“These are well-established businesses with a huge runway for future growth. It is a great area to invest in and I think Smithson is a fantastic way to do it,” he said. That doesn’t mean investors have to decide between the two funds: Mr D’Ath said there was a place for both in a diversified portfolio.
Although Smithson looks great on paper, it would be remiss of Questor not to highlight certain facts. First, it is a concentrated portfolio, comprising only 31 stocks, with an unashamed focus on capital growth rather than income (it has never paid a dividend).
Second, the eagle-eyed among our readers will be quick to highlight the trust’s persistent premium, which stands at 3.6pc. For some, this could be a sticking point.
However, Mr D’Ath said he was not too concerned by it; he said it was becoming difficult to find good trusts that weren’t trading at a premium. “Smithson is a popular trust and has pretty much traded at a premium since its launch in October 2018,” he added.
He said the board continued to issue shares in a bid to keep the premium in check: the trust raised £393m (net of costs) over the course of 2020, according to the Association of Investment Companies.
Finally, it is important to highlight the trust’s annual management charge of 0.9pc, which is higher than those of a number of its global equity peers. This might represent another stumbling block for some of our readers.
While costs remain an important consideration, Questor believes there is still much to be said for the trust’s potential to generate stable and growing returns over time.
And if 2020 is anything to go by, this “Steady Eddie” has more to give.

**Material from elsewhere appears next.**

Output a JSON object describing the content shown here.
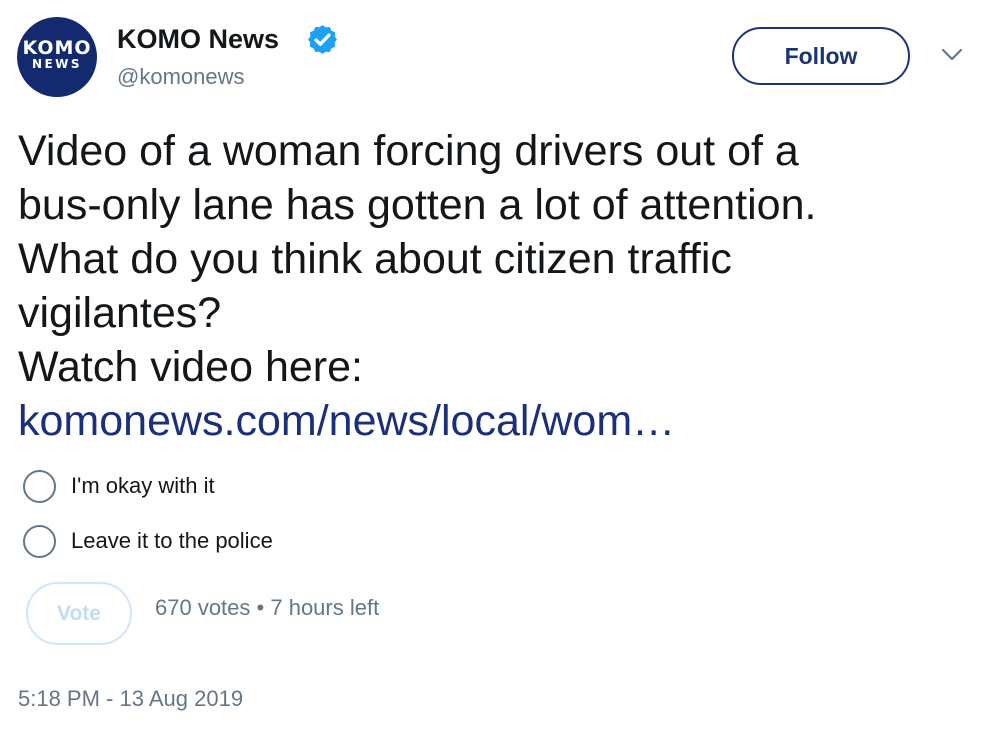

This is one to buy whenever the shares take a stumble.
Questor says: buy on weakness
Share price at close: £16.96